[Items from a dataset]
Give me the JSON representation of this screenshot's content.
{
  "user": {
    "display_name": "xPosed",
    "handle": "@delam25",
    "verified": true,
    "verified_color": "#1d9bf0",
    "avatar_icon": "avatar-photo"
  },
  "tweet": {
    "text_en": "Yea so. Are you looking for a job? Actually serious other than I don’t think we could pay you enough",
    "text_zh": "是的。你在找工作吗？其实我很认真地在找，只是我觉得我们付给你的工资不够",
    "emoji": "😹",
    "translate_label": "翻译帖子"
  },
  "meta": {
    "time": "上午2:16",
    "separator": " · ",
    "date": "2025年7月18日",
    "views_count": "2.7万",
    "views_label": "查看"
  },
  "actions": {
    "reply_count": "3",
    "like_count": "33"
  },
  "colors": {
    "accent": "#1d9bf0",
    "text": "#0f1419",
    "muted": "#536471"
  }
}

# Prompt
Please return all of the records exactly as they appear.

# Exercise response
Give me the JSON representation of this screenshot's content.
{
  "user": {
    "display_name": "xPosed",
    "handle": "@delam25",
    "verified": true,
    "verified_color": "#1d9bf0",
    "avatar_icon": "avatar-photo"
  },
  "tweet": {
    "text_en": "Yea so. Are you looking for a job? Actually serious other than I don’t think we could pay you enough",
    "text_zh": "是的。你在找工作吗？其实我很认真地在找，只是我觉得我们付给你的工资不够",
    "emoji": "😹",
    "translate_label": "翻译帖子"
  },
  "meta": {
    "time": "上午2:16",
    "separator": " · ",
    "date": "2025年7月18日",
    "views_count": "2.7万",
    "views_label": "查看"
  },
  "actions": {
    "reply_count": "3",
    "like_count": "33"
  },
  "colors": {
    "accent": "#1d9bf0",
    "text": "#0f1419",
    "muted": "#536471"
  }
}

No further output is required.